We are pleased and excited to announce that we are working on a second edition of Practical Data Science with R!
Continue reading Announcing Practical Data Science with R, 2nd Edition
Derek Jones recently discussed a possible future for the
R ecosystem in “StatsModels: the first nail in R’s coffin”.
This got me thinking on the future of
CRAN (which I consider vital to
R, and vital in distributing our work) in the era of super-popular meta-packages. Meta-packages are convenient, but they have a profoundly negative impact on the packages they exclude.
tidyverse advertises a popular
R universe where the vital package

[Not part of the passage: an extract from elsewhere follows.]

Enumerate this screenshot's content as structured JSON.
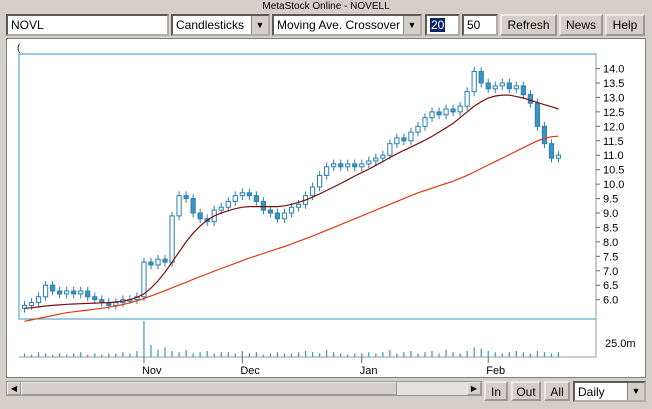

data.table never existed.
tidymodels is shaping up to be a popular universe where our own package
vtreat never existed, except possibly as a footnote to
Users currently (with some luck) discover packages like ours and then (because they trust
CRAN) feel able to try them. With popular walled gardens that becomes much less likely. It is one thing for a standard package to duplicate another package (it is actually hard to avoid, and how work legitimately competes), it is quite another for a big-brand meta-package to pre-pick winners (and losers).
All I can say is: please give
vtreat a chance and a try. It is a package for preparing messy real-world data for predictive modeling. In addition to re-coding high cardinality categorical variables (into what we call effect-codes after Cohen, or impact-codes), it deals with missing values, can be parallelized, can be run on databases, and has years of production experience baked in.
Some places to start with
Not a full
R article, but a quick note demonstrating by example the advantage of being able to collect many expressions and pack them into a single
Continue reading Collecting Expressions in R
rqdatatable are new
R packages for data wrangling; either at scale (in databases, or big data systems such as Apache Spark), or in-memory. The packages speed up both execution (through optimizations) and development (though a good mental model and up-front error checking) for data wrangling tasks.
Win-Vector LLC‘s John Mount will be speaking on the
rqdatatable packages at the The East Bay R Language Beginners Group Tuesday, August 7, 2018 (Oakland, CA).
Continue reading John Mount speaking on rquery and rqdatatable
In this note we will show how to speed up work in
R by partitioning data and process-level parallelization. We will show the technique with three different
dplyr. The methods shown will also work with base-
R and other packages.
For each of the above packages we speed up work by using
wrapr::execute_parallel which in turn uses
wrapr::partition_tables to partition un-related
data.frame rows and then distributes them to different processors to be executed.
rqdatatable::ex_data_table_parallel conveniently bundles all of these steps together when working with
The partitioning is specified by the user preparing a grouping column that tells the system which sets of rows must be kept together in a correct calculation. We are going to try to demonstrate everything with simple code examples, and minimal discussion.
Continue reading Speed up your R Work